:: RECORDS TO PROCESS
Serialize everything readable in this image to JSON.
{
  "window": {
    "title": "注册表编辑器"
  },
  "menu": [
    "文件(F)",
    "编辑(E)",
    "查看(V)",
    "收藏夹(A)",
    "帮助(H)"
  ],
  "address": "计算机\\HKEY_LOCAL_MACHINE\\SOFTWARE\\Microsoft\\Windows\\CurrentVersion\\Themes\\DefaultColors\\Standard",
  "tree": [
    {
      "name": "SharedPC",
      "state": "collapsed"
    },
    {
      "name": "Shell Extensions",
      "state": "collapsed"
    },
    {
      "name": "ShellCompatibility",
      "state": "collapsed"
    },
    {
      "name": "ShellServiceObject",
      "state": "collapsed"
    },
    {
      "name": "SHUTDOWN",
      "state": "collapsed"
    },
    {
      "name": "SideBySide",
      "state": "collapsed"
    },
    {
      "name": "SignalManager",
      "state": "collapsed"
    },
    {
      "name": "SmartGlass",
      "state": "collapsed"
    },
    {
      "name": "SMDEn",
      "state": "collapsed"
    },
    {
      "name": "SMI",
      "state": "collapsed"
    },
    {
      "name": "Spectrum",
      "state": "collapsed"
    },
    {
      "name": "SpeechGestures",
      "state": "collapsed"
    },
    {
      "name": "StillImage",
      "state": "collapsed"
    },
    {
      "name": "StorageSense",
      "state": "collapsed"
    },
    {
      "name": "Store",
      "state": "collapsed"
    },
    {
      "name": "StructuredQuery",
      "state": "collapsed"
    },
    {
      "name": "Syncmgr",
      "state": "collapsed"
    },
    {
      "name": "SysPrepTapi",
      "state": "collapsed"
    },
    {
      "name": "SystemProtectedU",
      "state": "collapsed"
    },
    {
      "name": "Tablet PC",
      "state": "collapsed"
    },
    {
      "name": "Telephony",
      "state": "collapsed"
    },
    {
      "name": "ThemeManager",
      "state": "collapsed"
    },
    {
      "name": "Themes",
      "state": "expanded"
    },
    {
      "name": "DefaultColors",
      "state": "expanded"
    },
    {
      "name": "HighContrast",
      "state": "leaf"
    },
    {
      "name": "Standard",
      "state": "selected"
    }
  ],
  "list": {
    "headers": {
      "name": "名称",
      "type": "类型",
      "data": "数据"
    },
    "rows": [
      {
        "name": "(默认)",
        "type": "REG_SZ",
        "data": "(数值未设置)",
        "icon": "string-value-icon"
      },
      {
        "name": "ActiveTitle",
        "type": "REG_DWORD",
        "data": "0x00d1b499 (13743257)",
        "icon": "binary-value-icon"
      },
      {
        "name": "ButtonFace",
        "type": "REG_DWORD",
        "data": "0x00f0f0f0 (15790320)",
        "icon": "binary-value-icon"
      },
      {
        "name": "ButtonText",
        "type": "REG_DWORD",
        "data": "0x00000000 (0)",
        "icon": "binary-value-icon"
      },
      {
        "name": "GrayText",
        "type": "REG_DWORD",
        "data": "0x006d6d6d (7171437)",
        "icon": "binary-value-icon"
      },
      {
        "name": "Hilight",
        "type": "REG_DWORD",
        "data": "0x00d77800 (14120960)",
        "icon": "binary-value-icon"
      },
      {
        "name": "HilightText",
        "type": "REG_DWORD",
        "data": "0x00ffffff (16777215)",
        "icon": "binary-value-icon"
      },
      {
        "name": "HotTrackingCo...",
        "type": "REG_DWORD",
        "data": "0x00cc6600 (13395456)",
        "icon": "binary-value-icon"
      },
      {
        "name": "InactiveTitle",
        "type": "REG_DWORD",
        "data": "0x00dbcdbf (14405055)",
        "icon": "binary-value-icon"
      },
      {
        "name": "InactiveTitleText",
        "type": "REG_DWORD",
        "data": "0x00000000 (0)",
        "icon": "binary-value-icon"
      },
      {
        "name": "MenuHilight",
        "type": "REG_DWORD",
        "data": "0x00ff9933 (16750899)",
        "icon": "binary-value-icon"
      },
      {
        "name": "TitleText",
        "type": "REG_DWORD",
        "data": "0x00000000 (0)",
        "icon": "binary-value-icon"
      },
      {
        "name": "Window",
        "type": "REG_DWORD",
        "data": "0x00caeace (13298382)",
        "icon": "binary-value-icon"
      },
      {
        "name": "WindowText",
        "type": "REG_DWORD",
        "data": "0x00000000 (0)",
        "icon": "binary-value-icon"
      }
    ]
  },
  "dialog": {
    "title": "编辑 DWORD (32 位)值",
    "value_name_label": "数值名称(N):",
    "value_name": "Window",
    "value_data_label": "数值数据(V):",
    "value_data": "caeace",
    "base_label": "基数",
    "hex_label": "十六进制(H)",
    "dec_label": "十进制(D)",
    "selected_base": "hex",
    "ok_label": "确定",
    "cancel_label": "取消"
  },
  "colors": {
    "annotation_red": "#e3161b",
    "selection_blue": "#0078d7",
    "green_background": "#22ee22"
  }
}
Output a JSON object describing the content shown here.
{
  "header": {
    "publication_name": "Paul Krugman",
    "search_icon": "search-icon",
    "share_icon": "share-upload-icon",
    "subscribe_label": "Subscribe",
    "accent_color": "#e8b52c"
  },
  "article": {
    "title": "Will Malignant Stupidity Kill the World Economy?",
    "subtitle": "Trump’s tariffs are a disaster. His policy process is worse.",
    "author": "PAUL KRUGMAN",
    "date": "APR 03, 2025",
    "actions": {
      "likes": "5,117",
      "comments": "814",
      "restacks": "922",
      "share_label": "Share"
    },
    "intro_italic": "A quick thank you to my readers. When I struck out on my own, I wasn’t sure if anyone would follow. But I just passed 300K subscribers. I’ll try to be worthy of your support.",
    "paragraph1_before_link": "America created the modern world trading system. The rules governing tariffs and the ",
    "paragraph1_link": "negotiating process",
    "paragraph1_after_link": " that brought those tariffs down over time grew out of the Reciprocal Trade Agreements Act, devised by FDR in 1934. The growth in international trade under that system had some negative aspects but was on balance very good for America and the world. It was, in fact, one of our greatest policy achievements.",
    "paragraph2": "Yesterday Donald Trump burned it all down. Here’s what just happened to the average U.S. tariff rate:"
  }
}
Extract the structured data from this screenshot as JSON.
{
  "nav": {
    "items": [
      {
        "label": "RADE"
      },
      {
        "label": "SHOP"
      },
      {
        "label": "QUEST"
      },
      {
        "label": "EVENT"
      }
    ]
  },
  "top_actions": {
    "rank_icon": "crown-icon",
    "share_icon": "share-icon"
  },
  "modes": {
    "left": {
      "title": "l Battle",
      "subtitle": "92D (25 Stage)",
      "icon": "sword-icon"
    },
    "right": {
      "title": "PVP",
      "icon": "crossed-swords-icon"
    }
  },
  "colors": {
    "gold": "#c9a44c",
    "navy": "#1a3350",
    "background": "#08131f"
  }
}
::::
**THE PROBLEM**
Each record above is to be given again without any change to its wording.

**YOUR SOLUTION**
Serialize everything readable in this image to JSON.
{
  "window": {
    "title": "注册表编辑器"
  },
  "menu": [
    "文件(F)",
    "编辑(E)",
    "查看(V)",
    "收藏夹(A)",
    "帮助(H)"
  ],
  "address": "计算机\\HKEY_LOCAL_MACHINE\\SOFTWARE\\Microsoft\\Windows\\CurrentVersion\\Themes\\DefaultColors\\Standard",
  "tree": [
    {
      "name": "SharedPC",
      "state": "collapsed"
    },
    {
      "name": "Shell Extensions",
      "state": "collapsed"
    },
    {
      "name": "ShellCompatibility",
      "state": "collapsed"
    },
    {
      "name": "ShellServiceObject",
      "state": "collapsed"
    },
    {
      "name": "SHUTDOWN",
      "state": "collapsed"
    },
    {
      "name": "SideBySide",
      "state": "collapsed"
    },
    {
      "name": "SignalManager",
      "state": "collapsed"
    },
    {
      "name": "SmartGlass",
      "state": "collapsed"
    },
    {
      "name": "SMDEn",
      "state": "collapsed"
    },
    {
      "name": "SMI",
      "state": "collapsed"
    },
    {
      "name": "Spectrum",
      "state": "collapsed"
    },
    {
      "name": "SpeechGestures",
      "state": "collapsed"
    },
    {
      "name": "StillImage",
      "state": "collapsed"
    },
    {
      "name": "StorageSense",
      "state": "collapsed"
    },
    {
      "name": "Store",
      "state": "collapsed"
    },
    {
      "name": "StructuredQuery",
      "state": "collapsed"
    },
    {
      "name": "Syncmgr",
      "state": "collapsed"
    },
    {
      "name": "SysPrepTapi",
      "state": "collapsed"
    },
    {
      "name": "SystemProtectedU",
      "state": "collapsed"
    },
    {
      "name": "Tablet PC",
      "state": "collapsed"
    },
    {
      "name": "Telephony",
      "state": "collapsed"
    },
    {
      "name": "ThemeManager",
      "state": "collapsed"
    },
    {
      "name": "Themes",
      "state": "expanded"
    },
    {
      "name": "DefaultColors",
      "state": "expanded"
    },
    {
      "name": "HighContrast",
      "state": "leaf"
    },
    {
      "name": "Standard",
      "state": "selected"
    }
  ],
  "list": {
    "headers": {
      "name": "名称",
      "type": "类型",
      "data": "数据"
    },
    "rows": [
      {
        "name": "(默认)",
        "type": "REG_SZ",
        "data": "(数值未设置)",
        "icon": "string-value-icon"
      },
      {
        "name": "ActiveTitle",
        "type": "REG_DWORD",
        "data": "0x00d1b499 (13743257)",
        "icon": "binary-value-icon"
      },
      {
        "name": "ButtonFace",
        "type": "REG_DWORD",
        "data": "0x00f0f0f0 (15790320)",
        "icon": "binary-value-icon"
      },
      {
        "name": "ButtonText",
        "type": "REG_DWORD",
        "data": "0x00000000 (0)",
        "icon": "binary-value-icon"
      },
      {
        "name": "GrayText",
        "type": "REG_DWORD",
        "data": "0x006d6d6d (7171437)",
        "icon": "binary-value-icon"
      },
      {
        "name": "Hilight",
        "type": "REG_DWORD",
        "data": "0x00d77800 (14120960)",
        "icon": "binary-value-icon"
      },
      {
        "name": "HilightText",
        "type": "REG_DWORD",
        "data": "0x00ffffff (16777215)",
        "icon": "binary-value-icon"
      },
      {
        "name": "HotTrackingCo...",
        "type": "REG_DWORD",
        "data": "0x00cc6600 (13395456)",
        "icon": "binary-value-icon"
      },
      {
        "name": "InactiveTitle",
        "type": "REG_DWORD",
        "data": "0x00dbcdbf (14405055)",
        "icon": "binary-value-icon"
      },
      {
        "name": "InactiveTitleText",
        "type": "REG_DWORD",
        "data": "0x00000000 (0)",
        "icon": "binary-value-icon"
      },
      {
        "name": "MenuHilight",
        "type": "REG_DWORD",
        "data": "0x00ff9933 (16750899)",
        "icon": "binary-value-icon"
      },
      {
        "name": "TitleText",
        "type": "REG_DWORD",
        "data": "0x00000000 (0)",
        "icon": "binary-value-icon"
      },
      {
        "name": "Window",
        "type": "REG_DWORD",
        "data": "0x00caeace (13298382)",
        "icon": "binary-value-icon"
      },
      {
        "name": "WindowText",
        "type": "REG_DWORD",
        "data": "0x00000000 (0)",
        "icon": "binary-value-icon"
      }
    ]
  },
  "dialog": {
    "title": "编辑 DWORD (32 位)值",
    "value_name_label": "数值名称(N):",
    "value_name": "Window",
    "value_data_label": "数值数据(V):",
    "value_data": "caeace",
    "base_label": "基数",
    "hex_label": "十六进制(H)",
    "dec_label": "十进制(D)",
    "selected_base": "hex",
    "ok_label": "确定",
    "cancel_label": "取消"
  },
  "colors": {
    "annotation_red": "#e3161b",
    "selection_blue": "#0078d7",
    "green_background": "#22ee22"
  }
}
Output a JSON object describing the content shown here.
{
  "header": {
    "publication_name": "Paul Krugman",
    "search_icon": "search-icon",
    "share_icon": "share-upload-icon",
    "subscribe_label": "Subscribe",
    "accent_color": "#e8b52c"
  },
  "article": {
    "title": "Will Malignant Stupidity Kill the World Economy?",
    "subtitle": "Trump’s tariffs are a disaster. His policy process is worse.",
    "author": "PAUL KRUGMAN",
    "date": "APR 03, 2025",
    "actions": {
      "likes": "5,117",
      "comments": "814",
      "restacks": "922",
      "share_label": "Share"
    },
    "intro_italic": "A quick thank you to my readers. When I struck out on my own, I wasn’t sure if anyone would follow. But I just passed 300K subscribers. I’ll try to be worthy of your support.",
    "paragraph1_before_link": "America created the modern world trading system. The rules governing tariffs and the ",
    "paragraph1_link": "negotiating process",
    "paragraph1_after_link": " that brought those tariffs down over time grew out of the Reciprocal Trade Agreements Act, devised by FDR in 1934. The growth in international trade under that system had some negative aspects but was on balance very good for America and the world. It was, in fact, one of our greatest policy achievements.",
    "paragraph2": "Yesterday Donald Trump burned it all down. Here’s what just happened to the average U.S. tariff rate:"
  }
}
Extract the structured data from this screenshot as JSON.
{
  "nav": {
    "items": [
      {
        "label": "RADE"
      },
      {
        "label": "SHOP"
      },
      {
        "label": "QUEST"
      },
      {
        "label": "EVENT"
      }
    ]
  },
  "top_actions": {
    "rank_icon": "crown-icon",
    "share_icon": "share-icon"
  },
  "modes": {
    "left": {
      "title": "l Battle",
      "subtitle": "92D (25 Stage)",
      "icon": "sword-icon"
    },
    "right": {
      "title": "PVP",
      "icon": "crossed-swords-icon"
    }
  },
  "colors": {
    "gold": "#c9a44c",
    "navy": "#1a3350",
    "background": "#08131f"
  }
}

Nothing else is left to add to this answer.